With so many of you embarking on a new exercise journey, today I want to answer some frequently asked questions on how to exercise properly so you can make this year your healthiest year ever! Q: How Long Do I Need To Exercise For?Depending on whether you're performing full body or training specific muscle groups, a strength training routine should take anywhere from 30 minutes to 1 hour to complete. Add another 10 - 60 minutes if your including cardiovascular (aerobic) activity.
If you started the year out with plans to diet, I urge you to rethink it. I’ve been there. I’ve gone on diets, I’ve done cleanses of sorts, I’ve trained for and run four marathons, I’ve taken supplements marketed to enhance fat loss, diuretics to remove ‘water weight’…I barely managed to stay within the weight standards my entire military career! I was absolutely convinced the standards were unfair to women and to short people. My point is that I wanted to change the way I looked by changing the mirror rather tha
During the start of the New Year, a majority of people make resolutions about losing weight, eating better, and living a healthy lifestyle. Yet, still filled with good intentions, the month of January has come and gone, and you still haven't starting moving.
In an interview, I had the very fortunate opportunity to ask Jack Lalanne the questions I had been dying to ask him for 25 years. He was 93 at the time, two years before his passing.

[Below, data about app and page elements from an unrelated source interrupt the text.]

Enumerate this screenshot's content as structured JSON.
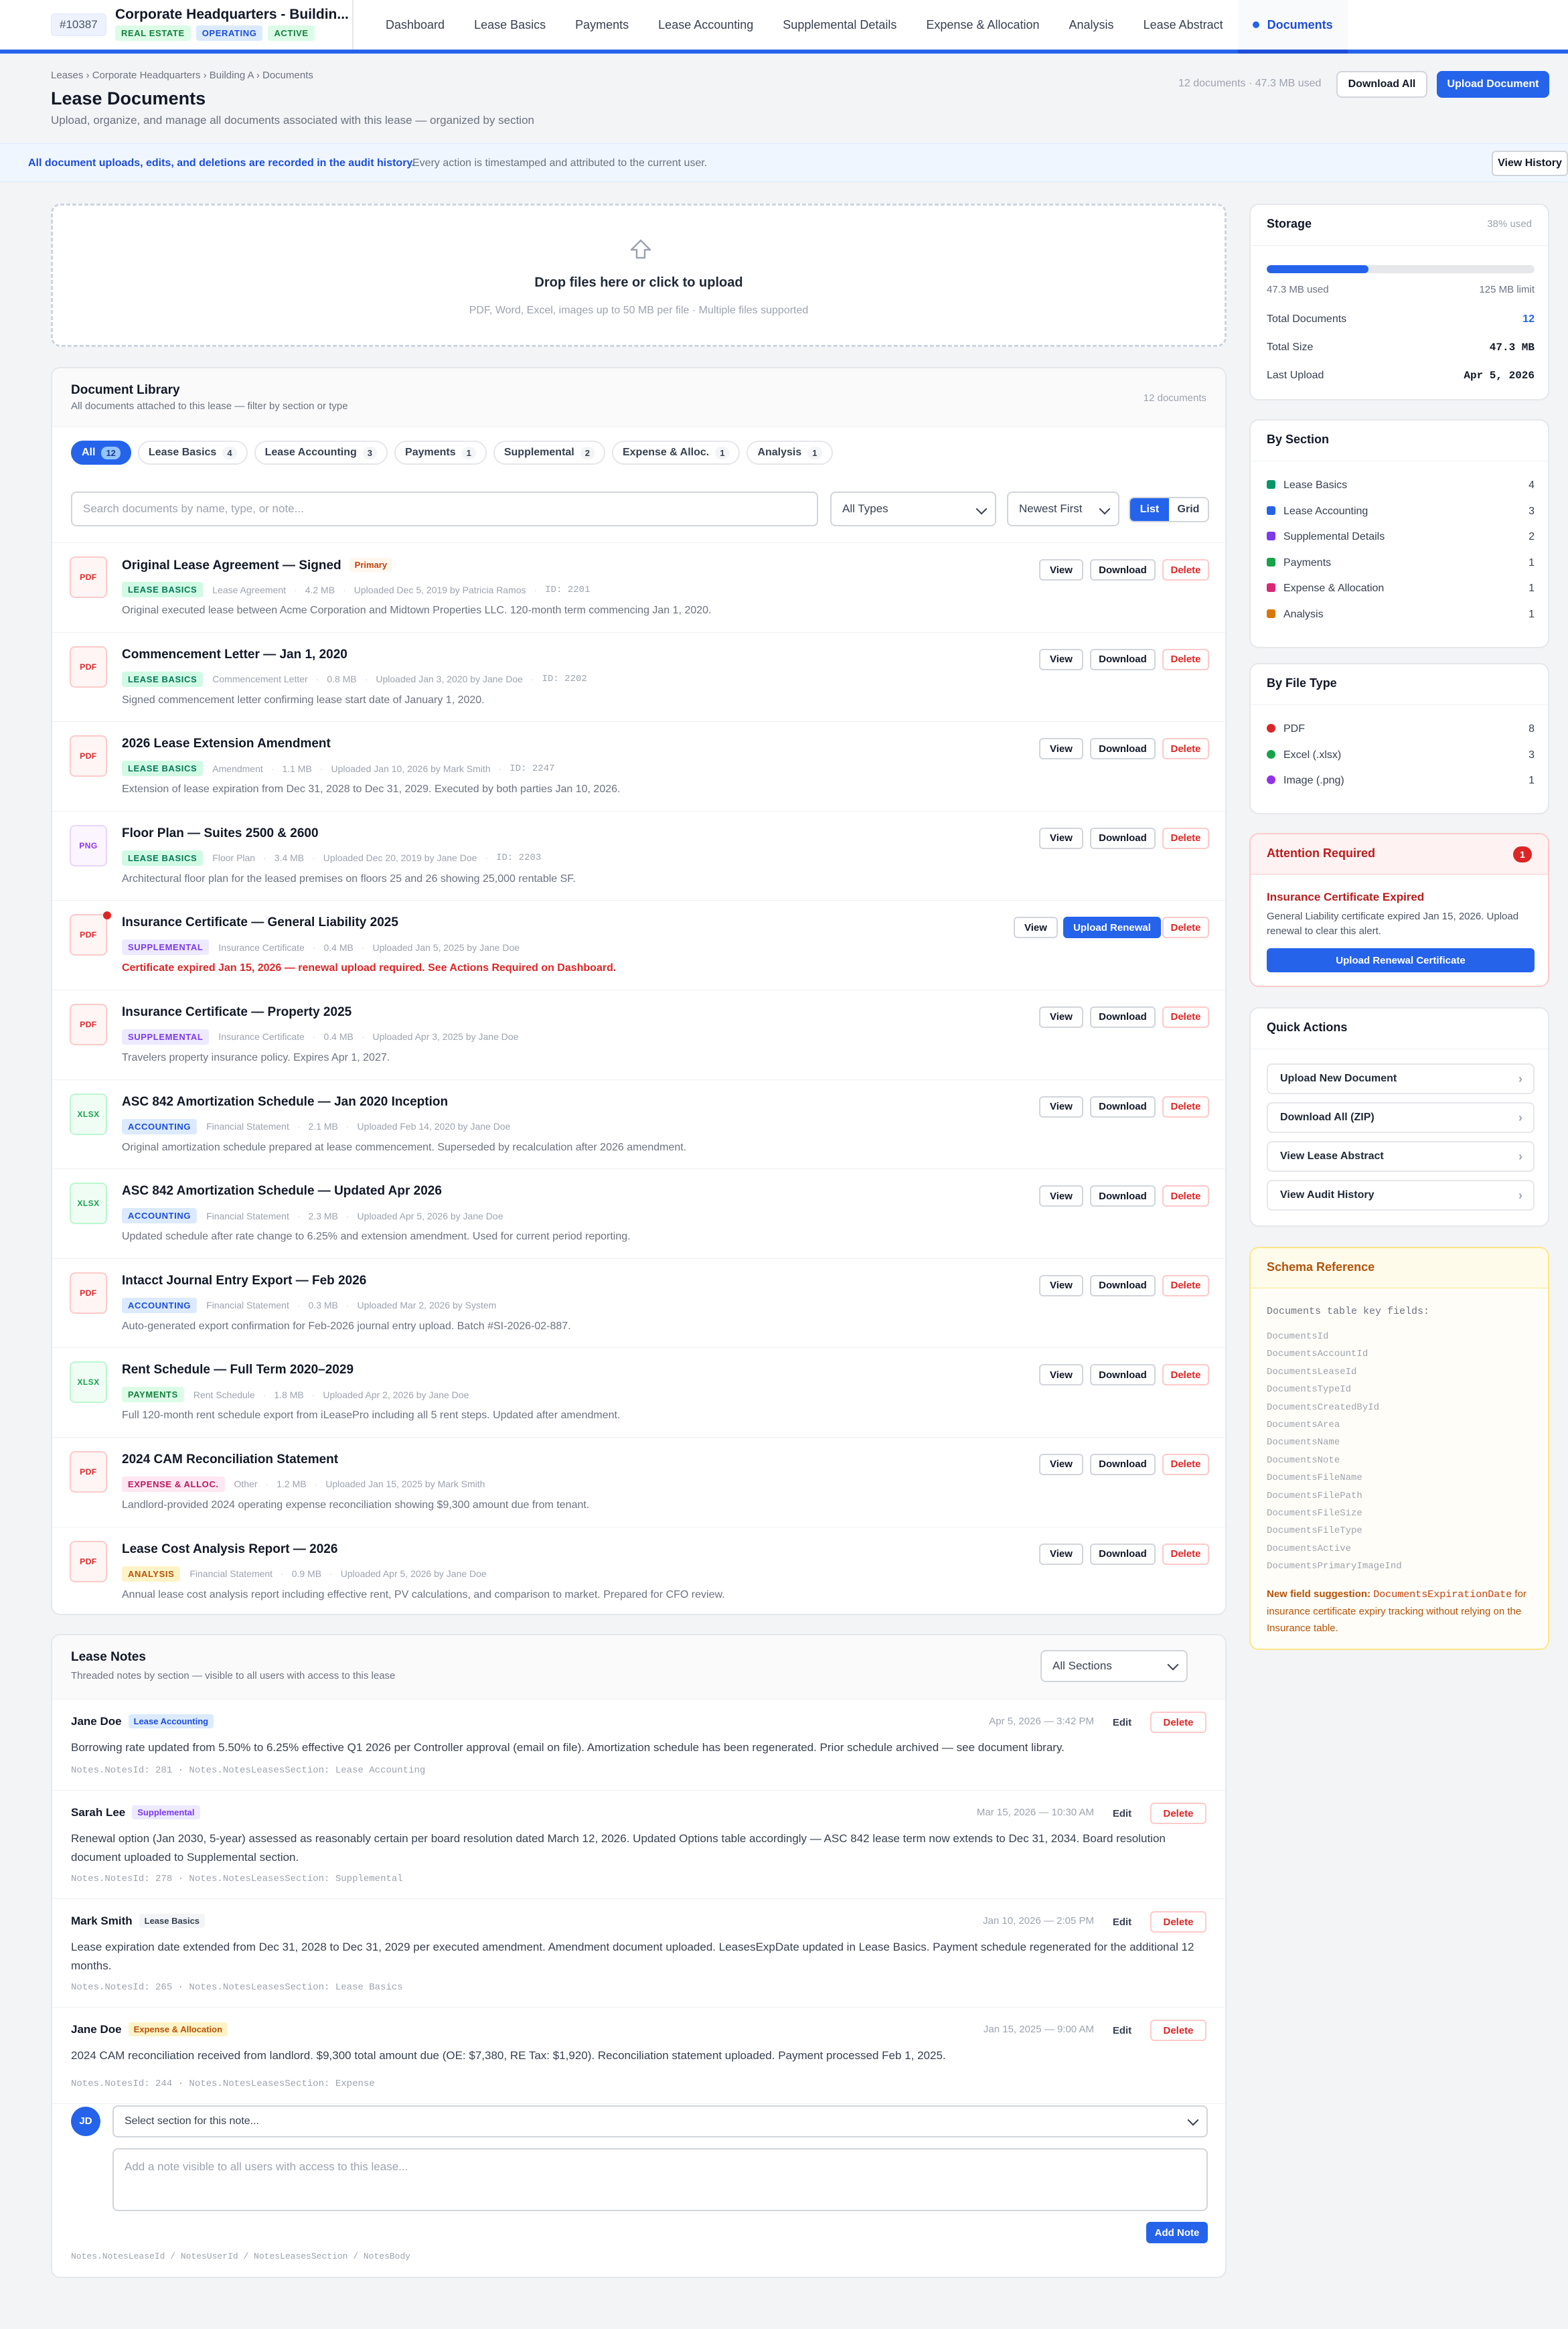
{
  "app": {
    "lease_id": "#10387",
    "title": "Corporate Headquarters - Buildin...",
    "tags": [
      "REAL ESTATE",
      "OPERATING",
      "ACTIVE"
    ]
  },
  "nav": [
    "Dashboard",
    "Lease Basics",
    "Payments",
    "Lease Accounting",
    "Supplemental Details",
    "Expense & Allocation",
    "Analysis",
    "Lease Abstract",
    "Documents"
  ],
  "header": {
    "breadcrumb": "Leases › Corporate Headquarters › Building A › Documents",
    "title": "Lease Documents",
    "subtitle": "Upload, organize, and manage all documents associated with this lease — organized by section",
    "doc_meta": "12 documents · 47.3 MB used",
    "download_all": "Download All",
    "upload": "Upload Document"
  },
  "banner": {
    "bold": "All document uploads, edits, and deletions are recorded in the audit history.",
    "text": "Every action is timestamped and attributed to the current user.",
    "button": "View History"
  },
  "dropzone": {
    "icon": "upload-icon",
    "title": "Drop files here or click to upload",
    "subtitle": "PDF, Word, Excel, images up to 50 MB per file · Multiple files supported"
  },
  "library": {
    "title": "Document Library",
    "subtitle": "All documents attached to this lease — filter by section or type",
    "count": "12 documents",
    "filters": [
      {
        "label": "All",
        "count": "12"
      },
      {
        "label": "Lease Basics",
        "count": "4"
      },
      {
        "label": "Lease Accounting",
        "count": "3"
      },
      {
        "label": "Payments",
        "count": "1"
      },
      {
        "label": "Supplemental",
        "count": "2"
      },
      {
        "label": "Expense & Alloc.",
        "count": "1"
      },
      {
        "label": "Analysis",
        "count": "1"
      }
    ],
    "search_placeholder": "Search documents by name, type, or note...",
    "type_select": "All Types",
    "sort_select": "Newest First",
    "view_list": "List",
    "view_grid": "Grid",
    "btn_view": "View",
    "btn_download": "Download",
    "btn_delete": "Delete",
    "btn_upload_renewal": "Upload Renewal",
    "primary_badge": "Primary",
    "docs": [
      {
        "ext": "PDF",
        "name": "Original Lease Agreement — Signed",
        "primary": true,
        "section": "LEASE BASICS",
        "sclass": "s-lb",
        "type": "Lease Agreement",
        "size": "4.2 MB",
        "uploaded": "Uploaded Dec 5, 2019 by Patricia Ramos",
        "id": "ID: 2201",
        "desc": "Original executed lease between Acme Corporation and Midtown Properties LLC. 120-month term commencing Jan 1, 2020."
      },
      {
        "ext": "PDF",
        "name": "Commencement Letter — Jan 1, 2020",
        "section": "LEASE BASICS",
        "sclass": "s-lb",
        "type": "Commencement Letter",
        "size": "0.8 MB",
        "uploaded": "Uploaded Jan 3, 2020 by Jane Doe",
        "id": "ID: 2202",
        "desc": "Signed commencement letter confirming lease start date of January 1, 2020."
      },
      {
        "ext": "PDF",
        "name": "2026 Lease Extension Amendment",
        "section": "LEASE BASICS",
        "sclass": "s-lb",
        "type": "Amendment",
        "size": "1.1 MB",
        "uploaded": "Uploaded Jan 10, 2026 by Mark Smith",
        "id": "ID: 2247",
        "desc": "Extension of lease expiration from Dec 31, 2028 to Dec 31, 2029. Executed by both parties Jan 10, 2026."
      },
      {
        "ext": "PNG",
        "name": "Floor Plan — Suites 2500 & 2600",
        "section": "LEASE BASICS",
        "sclass": "s-lb",
        "type": "Floor Plan",
        "size": "3.4 MB",
        "uploaded": "Uploaded Dec 20, 2019 by Jane Doe",
        "id": "ID: 2203",
        "desc": "Architectural floor plan for the leased premises on floors 25 and 26 showing 25,000 rentable SF."
      },
      {
        "ext": "PDF",
        "name": "Insurance Certificate — General Liability 2025",
        "alert": true,
        "section": "SUPPLEMENTAL",
        "sclass": "s-su",
        "type": "Insurance Certificate",
        "size": "0.4 MB",
        "uploaded": "Uploaded Jan 5, 2025 by Jane Doe",
        "id": "",
        "desc": "Certificate expired Jan 15, 2026 — renewal upload required. See Actions Required on Dashboard."
      },
      {
        "ext": "PDF",
        "name": "Insurance Certificate — Property 2025",
        "section": "SUPPLEMENTAL",
        "sclass": "s-su",
        "type": "Insurance Certificate",
        "size": "0.4 MB",
        "uploaded": "Uploaded Apr 3, 2025 by Jane Doe",
        "id": "",
        "desc": "Travelers property insurance policy. Expires Apr 1, 2027."
      },
      {
        "ext": "XLSX",
        "name": "ASC 842 Amortization Schedule — Jan 2020 Inception",
        "section": "ACCOUNTING",
        "sclass": "s-ac",
        "type": "Financial Statement",
        "size": "2.1 MB",
        "uploaded": "Uploaded Feb 14, 2020 by Jane Doe",
        "id": "",
        "desc": "Original amortization schedule prepared at lease commencement. Superseded by recalculation after 2026 amendment."
      },
      {
        "ext": "XLSX",
        "name": "ASC 842 Amortization Schedule — Updated Apr 2026",
        "section": "ACCOUNTING",
        "sclass": "s-ac",
        "type": "Financial Statement",
        "size": "2.3 MB",
        "uploaded": "Uploaded Apr 5, 2026 by Jane Doe",
        "id": "",
        "desc": "Updated schedule after rate change to 6.25% and extension amendment. Used for current period reporting."
      },
      {
        "ext": "PDF",
        "name": "Intacct Journal Entry Export — Feb 2026",
        "section": "ACCOUNTING",
        "sclass": "s-ac",
        "type": "Financial Statement",
        "size": "0.3 MB",
        "uploaded": "Uploaded Mar 2, 2026 by System",
        "id": "",
        "desc": "Auto-generated export confirmation for Feb-2026 journal entry upload. Batch #SI-2026-02-887."
      },
      {
        "ext": "XLSX",
        "name": "Rent Schedule — Full Term 2020–2029",
        "section": "PAYMENTS",
        "sclass": "s-pa",
        "type": "Rent Schedule",
        "size": "1.8 MB",
        "uploaded": "Uploaded Apr 2, 2026 by Jane Doe",
        "id": "",
        "desc": "Full 120-month rent schedule export from iLeasePro including all 5 rent steps. Updated after amendment."
      },
      {
        "ext": "PDF",
        "name": "2024 CAM Reconciliation Statement",
        "section": "EXPENSE & ALLOC.",
        "sclass": "s-ex",
        "type": "Other",
        "size": "1.2 MB",
        "uploaded": "Uploaded Jan 15, 2025 by Mark Smith",
        "id": "",
        "desc": "Landlord-provided 2024 operating expense reconciliation showing $9,300 amount due from tenant."
      },
      {
        "ext": "PDF",
        "name": "Lease Cost Analysis Report — 2026",
        "section": "ANALYSIS",
        "sclass": "s-an",
        "type": "Financial Statement",
        "size": "0.9 MB",
        "uploaded": "Uploaded Apr 5, 2026 by Jane Doe",
        "id": "",
        "desc": "Annual lease cost analysis report including effective rent, PV calculations, and comparison to market. Prepared for CFO review."
      }
    ]
  },
  "notes": {
    "title": "Lease Notes",
    "subtitle": "Threaded notes by section — visible to all users with access to this lease",
    "filter": "All Sections",
    "btn_edit": "Edit",
    "btn_delete": "Delete",
    "items": [
      {
        "author": "Jane Doe",
        "section": "Lease Accounting",
        "time": "Apr 5, 2026 — 3:42 PM",
        "body": "Borrowing rate updated from 5.50% to 6.25% effective Q1 2026 per Controller approval (email on file). Amortization schedule has been regenerated. Prior schedule archived — see document library.",
        "foot": "Notes.NotesId: 281 · Notes.NotesLeasesSection: Lease Accounting"
      },
      {
        "author": "Sarah Lee",
        "section": "Supplemental",
        "time": "Mar 15, 2026 — 10:30 AM",
        "body": "Renewal option (Jan 2030, 5-year) assessed as reasonably certain per board resolution dated March 12, 2026. Updated Options table accordingly — ASC 842 lease term now extends to Dec 31, 2034. Board resolution document uploaded to Supplemental section.",
        "foot": "Notes.NotesId: 278 · Notes.NotesLeasesSection: Supplemental"
      },
      {
        "author": "Mark Smith",
        "section": "Lease Basics",
        "time": "Jan 10, 2026 — 2:05 PM",
        "body": "Lease expiration date extended from Dec 31, 2028 to Dec 31, 2029 per executed amendment. Amendment document uploaded. LeasesExpDate updated in Lease Basics. Payment schedule regenerated for the additional 12 months.",
        "foot": "Notes.NotesId: 265 · Notes.NotesLeasesSection: Lease Basics"
      },
      {
        "author": "Jane Doe",
        "section": "Expense & Allocation",
        "time": "Jan 15, 2025 — 9:00 AM",
        "body": "2024 CAM reconciliation received from landlord. $9,300 total amount due (OE: $7,380, RE Tax: $1,920). Reconciliation statement uploaded. Payment processed Feb 1, 2025.",
        "foot": "Notes.NotesId: 244 · Notes.NotesLeasesSection: Expense"
      }
    ],
    "avatar": "JD",
    "section_select": "Select section for this note...",
    "note_placeholder": "Add a note visible to all users with access to this lease...",
    "add_button": "Add Note",
    "schema_footer": "Notes.NotesLeaseId / NotesUserId / NotesLeasesSection / NotesBody"
  },
  "storage": {
    "title": "Storage",
    "pct_label": "38% used",
    "used_fraction": 0.38,
    "used": "47.3 MB used",
    "limit": "125 MB limit",
    "rows": [
      {
        "label": "Total Documents",
        "value": "12"
      },
      {
        "label": "Total Size",
        "value": "47.3 MB"
      },
      {
        "label": "Last Upload",
        "value": "Apr 5, 2026"
      }
    ]
  },
  "by_section": {
    "title": "By Section",
    "items": [
      {
        "label": "Lease Basics",
        "count": "4",
        "color": "#059669"
      },
      {
        "label": "Lease Accounting",
        "count": "3",
        "color": "#2563eb"
      },
      {
        "label": "Supplemental Details",
        "count": "2",
        "color": "#7c3aed"
      },
      {
        "label": "Payments",
        "count": "1",
        "color": "#16a34a"
      },
      {
        "label": "Expense & Allocation",
        "count": "1",
        "color": "#db2777"
      },
      {
        "label": "Analysis",
        "count": "1",
        "color": "#d97706"
      }
    ]
  },
  "by_type": {
    "title": "By File Type",
    "items": [
      {
        "label": "PDF",
        "count": "8",
        "color": "#dc2626"
      },
      {
        "label": "Excel (.xlsx)",
        "count": "3",
        "color": "#16a34a"
      },
      {
        "label": "Image (.png)",
        "count": "1",
        "color": "#9333ea"
      }
    ]
  },
  "attention": {
    "title": "Attention Required",
    "count": "1",
    "item_title": "Insurance Certificate Expired",
    "item_body": "General Liability certificate expired Jan 15, 2026. Upload renewal to clear this alert.",
    "button": "Upload Renewal Certificate"
  },
  "quick_actions": {
    "title": "Quick Actions",
    "items": [
      "Upload New Document",
      "Download All (ZIP)",
      "View Lease Abstract",
      "View Audit History"
    ]
  },
  "schema": {
    "title": "Schema Reference",
    "heading": "Documents table key fields:",
    "fields": [
      "DocumentsId",
      "DocumentsAccountId",
      "DocumentsLeaseId",
      "DocumentsTypeId",
      "DocumentsCreatedById",
      "DocumentsArea",
      "DocumentsName",
      "DocumentsNote",
      "DocumentsFileName",
      "DocumentsFilePath",
      "DocumentsFileSize",
      "DocumentsFileType",
      "DocumentsActive",
      "DocumentsPrimaryImageInd"
    ],
    "suggestion_label": "New field suggestion:",
    "suggestion_field": "DocumentsExpirationDate",
    "suggestion_text": "for insurance certificate expiry tracking without relying on the Insurance table."
  }
}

What’s your secret? How have you stayed so healthy and committed for so long? What makes the difference between a Jack Lalanne and an average person?
Whether you get pumped up for gym time or you'd rather crawl back into bed if someone mentions exercise, your genes might be to blame, a new study suggests. Most people receive a mental reward from working out in the form of increased levels of dopamine—a brain chemical associated with feelings of motivation, pleasure and well-being.